_WORK TO COMPLETE_:
Restate every record that follows, keeping it exact.

Items from a dataset
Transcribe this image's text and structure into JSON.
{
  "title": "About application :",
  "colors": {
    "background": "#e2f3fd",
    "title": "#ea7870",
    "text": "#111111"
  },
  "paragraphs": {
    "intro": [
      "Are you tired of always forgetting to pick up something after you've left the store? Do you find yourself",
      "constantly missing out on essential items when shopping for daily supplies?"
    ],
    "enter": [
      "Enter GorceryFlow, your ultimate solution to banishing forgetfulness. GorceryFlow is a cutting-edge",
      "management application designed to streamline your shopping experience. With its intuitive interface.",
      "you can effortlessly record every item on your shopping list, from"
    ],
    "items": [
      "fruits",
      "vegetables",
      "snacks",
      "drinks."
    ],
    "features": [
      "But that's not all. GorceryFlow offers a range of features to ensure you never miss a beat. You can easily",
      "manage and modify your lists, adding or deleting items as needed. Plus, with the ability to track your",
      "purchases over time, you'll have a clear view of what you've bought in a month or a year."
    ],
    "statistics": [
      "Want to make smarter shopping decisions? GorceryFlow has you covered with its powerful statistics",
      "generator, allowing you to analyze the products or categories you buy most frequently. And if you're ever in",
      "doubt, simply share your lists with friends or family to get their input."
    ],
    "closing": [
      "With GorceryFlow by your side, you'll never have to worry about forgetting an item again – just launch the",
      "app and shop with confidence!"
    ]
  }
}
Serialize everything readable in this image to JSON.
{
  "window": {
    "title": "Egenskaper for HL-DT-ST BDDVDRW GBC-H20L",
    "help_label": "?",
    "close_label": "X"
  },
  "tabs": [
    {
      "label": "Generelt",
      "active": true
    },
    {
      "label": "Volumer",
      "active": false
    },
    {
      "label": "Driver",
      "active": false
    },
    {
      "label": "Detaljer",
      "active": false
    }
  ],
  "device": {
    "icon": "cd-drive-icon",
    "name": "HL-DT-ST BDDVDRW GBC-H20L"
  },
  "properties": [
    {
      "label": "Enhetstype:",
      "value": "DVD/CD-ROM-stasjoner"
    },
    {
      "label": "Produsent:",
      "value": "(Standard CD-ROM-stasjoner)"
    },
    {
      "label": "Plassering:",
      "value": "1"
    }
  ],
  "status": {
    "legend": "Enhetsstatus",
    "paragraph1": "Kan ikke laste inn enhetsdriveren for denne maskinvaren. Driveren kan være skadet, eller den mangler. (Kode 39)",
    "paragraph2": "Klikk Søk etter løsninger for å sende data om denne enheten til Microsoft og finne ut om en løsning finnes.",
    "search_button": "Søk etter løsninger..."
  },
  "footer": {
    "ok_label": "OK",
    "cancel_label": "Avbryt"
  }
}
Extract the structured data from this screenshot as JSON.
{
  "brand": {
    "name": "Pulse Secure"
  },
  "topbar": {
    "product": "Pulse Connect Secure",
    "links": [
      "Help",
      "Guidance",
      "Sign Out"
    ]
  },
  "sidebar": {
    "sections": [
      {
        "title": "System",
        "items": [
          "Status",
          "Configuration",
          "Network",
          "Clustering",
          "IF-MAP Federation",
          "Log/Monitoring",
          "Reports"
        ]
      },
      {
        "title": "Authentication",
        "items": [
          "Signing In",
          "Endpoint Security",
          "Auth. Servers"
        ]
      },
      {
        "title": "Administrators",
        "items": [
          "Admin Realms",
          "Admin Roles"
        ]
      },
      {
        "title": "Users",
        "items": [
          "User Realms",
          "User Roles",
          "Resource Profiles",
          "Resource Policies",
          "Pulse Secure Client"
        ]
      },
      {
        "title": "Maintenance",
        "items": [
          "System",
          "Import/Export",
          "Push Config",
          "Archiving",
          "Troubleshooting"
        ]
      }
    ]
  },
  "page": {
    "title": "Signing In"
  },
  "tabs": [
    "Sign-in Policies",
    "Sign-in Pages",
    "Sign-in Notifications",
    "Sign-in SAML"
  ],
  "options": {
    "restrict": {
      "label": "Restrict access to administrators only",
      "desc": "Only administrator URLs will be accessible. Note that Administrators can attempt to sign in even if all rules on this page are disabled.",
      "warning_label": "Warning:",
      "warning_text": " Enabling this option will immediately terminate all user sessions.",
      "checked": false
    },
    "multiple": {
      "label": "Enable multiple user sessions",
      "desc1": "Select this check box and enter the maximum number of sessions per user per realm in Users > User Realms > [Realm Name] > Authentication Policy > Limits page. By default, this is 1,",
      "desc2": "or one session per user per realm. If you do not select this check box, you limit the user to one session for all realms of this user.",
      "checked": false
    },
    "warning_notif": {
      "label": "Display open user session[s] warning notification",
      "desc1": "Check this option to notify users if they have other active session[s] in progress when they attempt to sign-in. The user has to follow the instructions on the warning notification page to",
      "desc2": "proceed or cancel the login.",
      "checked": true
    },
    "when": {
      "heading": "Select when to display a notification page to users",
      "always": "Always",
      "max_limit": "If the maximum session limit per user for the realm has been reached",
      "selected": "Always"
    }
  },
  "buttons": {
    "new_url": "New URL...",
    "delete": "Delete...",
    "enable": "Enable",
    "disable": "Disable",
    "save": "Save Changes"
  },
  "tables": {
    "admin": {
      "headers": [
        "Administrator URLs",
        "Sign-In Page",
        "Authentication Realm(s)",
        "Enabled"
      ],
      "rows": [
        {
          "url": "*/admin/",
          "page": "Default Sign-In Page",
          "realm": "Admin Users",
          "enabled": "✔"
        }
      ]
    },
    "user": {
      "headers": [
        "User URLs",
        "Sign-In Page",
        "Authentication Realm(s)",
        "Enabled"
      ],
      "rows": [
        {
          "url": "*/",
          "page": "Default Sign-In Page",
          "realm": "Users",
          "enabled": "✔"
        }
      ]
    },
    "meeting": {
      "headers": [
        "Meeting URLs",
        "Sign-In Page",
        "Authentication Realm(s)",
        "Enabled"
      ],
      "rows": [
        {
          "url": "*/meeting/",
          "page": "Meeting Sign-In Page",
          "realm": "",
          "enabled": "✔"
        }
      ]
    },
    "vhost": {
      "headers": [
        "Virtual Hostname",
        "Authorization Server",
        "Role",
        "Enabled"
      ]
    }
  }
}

_RESPONSE TO THIS TASK_:
Transcribe this image's text and structure into JSON.
{
  "title": "About application :",
  "colors": {
    "background": "#e2f3fd",
    "title": "#ea7870",
    "text": "#111111"
  },
  "paragraphs": {
    "intro": [
      "Are you tired of always forgetting to pick up something after you've left the store? Do you find yourself",
      "constantly missing out on essential items when shopping for daily supplies?"
    ],
    "enter": [
      "Enter GorceryFlow, your ultimate solution to banishing forgetfulness. GorceryFlow is a cutting-edge",
      "management application designed to streamline your shopping experience. With its intuitive interface.",
      "you can effortlessly record every item on your shopping list, from"
    ],
    "items": [
      "fruits",
      "vegetables",
      "snacks",
      "drinks."
    ],
    "features": [
      "But that's not all. GorceryFlow offers a range of features to ensure you never miss a beat. You can easily",
      "manage and modify your lists, adding or deleting items as needed. Plus, with the ability to track your",
      "purchases over time, you'll have a clear view of what you've bought in a month or a year."
    ],
    "statistics": [
      "Want to make smarter shopping decisions? GorceryFlow has you covered with its powerful statistics",
      "generator, allowing you to analyze the products or categories you buy most frequently. And if you're ever in",
      "doubt, simply share your lists with friends or family to get their input."
    ],
    "closing": [
      "With GorceryFlow by your side, you'll never have to worry about forgetting an item again – just launch the",
      "app and shop with confidence!"
    ]
  }
}
Serialize everything readable in this image to JSON.
{
  "window": {
    "title": "Egenskaper for HL-DT-ST BDDVDRW GBC-H20L",
    "help_label": "?",
    "close_label": "X"
  },
  "tabs": [
    {
      "label": "Generelt",
      "active": true
    },
    {
      "label": "Volumer",
      "active": false
    },
    {
      "label": "Driver",
      "active": false
    },
    {
      "label": "Detaljer",
      "active": false
    }
  ],
  "device": {
    "icon": "cd-drive-icon",
    "name": "HL-DT-ST BDDVDRW GBC-H20L"
  },
  "properties": [
    {
      "label": "Enhetstype:",
      "value": "DVD/CD-ROM-stasjoner"
    },
    {
      "label": "Produsent:",
      "value": "(Standard CD-ROM-stasjoner)"
    },
    {
      "label": "Plassering:",
      "value": "1"
    }
  ],
  "status": {
    "legend": "Enhetsstatus",
    "paragraph1": "Kan ikke laste inn enhetsdriveren for denne maskinvaren. Driveren kan være skadet, eller den mangler. (Kode 39)",
    "paragraph2": "Klikk Søk etter løsninger for å sende data om denne enheten til Microsoft og finne ut om en løsning finnes.",
    "search_button": "Søk etter løsninger..."
  },
  "footer": {
    "ok_label": "OK",
    "cancel_label": "Avbryt"
  }
}
Extract the structured data from this screenshot as JSON.
{
  "brand": {
    "name": "Pulse Secure"
  },
  "topbar": {
    "product": "Pulse Connect Secure",
    "links": [
      "Help",
      "Guidance",
      "Sign Out"
    ]
  },
  "sidebar": {
    "sections": [
      {
        "title": "System",
        "items": [
          "Status",
          "Configuration",
          "Network",
          "Clustering",
          "IF-MAP Federation",
          "Log/Monitoring",
          "Reports"
        ]
      },
      {
        "title": "Authentication",
        "items": [
          "Signing In",
          "Endpoint Security",
          "Auth. Servers"
        ]
      },
      {
        "title": "Administrators",
        "items": [
          "Admin Realms",
          "Admin Roles"
        ]
      },
      {
        "title": "Users",
        "items": [
          "User Realms",
          "User Roles",
          "Resource Profiles",
          "Resource Policies",
          "Pulse Secure Client"
        ]
      },
      {
        "title": "Maintenance",
        "items": [
          "System",
          "Import/Export",
          "Push Config",
          "Archiving",
          "Troubleshooting"
        ]
      }
    ]
  },
  "page": {
    "title": "Signing In"
  },
  "tabs": [
    "Sign-in Policies",
    "Sign-in Pages",
    "Sign-in Notifications",
    "Sign-in SAML"
  ],
  "options": {
    "restrict": {
      "label": "Restrict access to administrators only",
      "desc": "Only administrator URLs will be accessible. Note that Administrators can attempt to sign in even if all rules on this page are disabled.",
      "warning_label": "Warning:",
      "warning_text": " Enabling this option will immediately terminate all user sessions.",
      "checked": false
    },
    "multiple": {
      "label": "Enable multiple user sessions",
      "desc1": "Select this check box and enter the maximum number of sessions per user per realm in Users > User Realms > [Realm Name] > Authentication Policy > Limits page. By default, this is 1,",
      "desc2": "or one session per user per realm. If you do not select this check box, you limit the user to one session for all realms of this user.",
      "checked": false
    },
    "warning_notif": {
      "label": "Display open user session[s] warning notification",
      "desc1": "Check this option to notify users if they have other active session[s] in progress when they attempt to sign-in. The user has to follow the instructions on the warning notification page to",
      "desc2": "proceed or cancel the login.",
      "checked": true
    },
    "when": {
      "heading": "Select when to display a notification page to users",
      "always": "Always",
      "max_limit": "If the maximum session limit per user for the realm has been reached",
      "selected": "Always"
    }
  },
  "buttons": {
    "new_url": "New URL...",
    "delete": "Delete...",
    "enable": "Enable",
    "disable": "Disable",
    "save": "Save Changes"
  },
  "tables": {
    "admin": {
      "headers": [
        "Administrator URLs",
        "Sign-In Page",
        "Authentication Realm(s)",
        "Enabled"
      ],
      "rows": [
        {
          "url": "*/admin/",
          "page": "Default Sign-In Page",
          "realm": "Admin Users",
          "enabled": "✔"
        }
      ]
    },
    "user": {
      "headers": [
        "User URLs",
        "Sign-In Page",
        "Authentication Realm(s)",
        "Enabled"
      ],
      "rows": [
        {
          "url": "*/",
          "page": "Default Sign-In Page",
          "realm": "Users",
          "enabled": "✔"
        }
      ]
    },
    "meeting": {
      "headers": [
        "Meeting URLs",
        "Sign-In Page",
        "Authentication Realm(s)",
        "Enabled"
      ],
      "rows": [
        {
          "url": "*/meeting/",
          "page": "Meeting Sign-In Page",
          "realm": "",
          "enabled": "✔"
        }
      ]
    },
    "vhost": {
      "headers": [
        "Virtual Hostname",
        "Authorization Server",
        "Role",
        "Enabled"
      ]
    }
  }
}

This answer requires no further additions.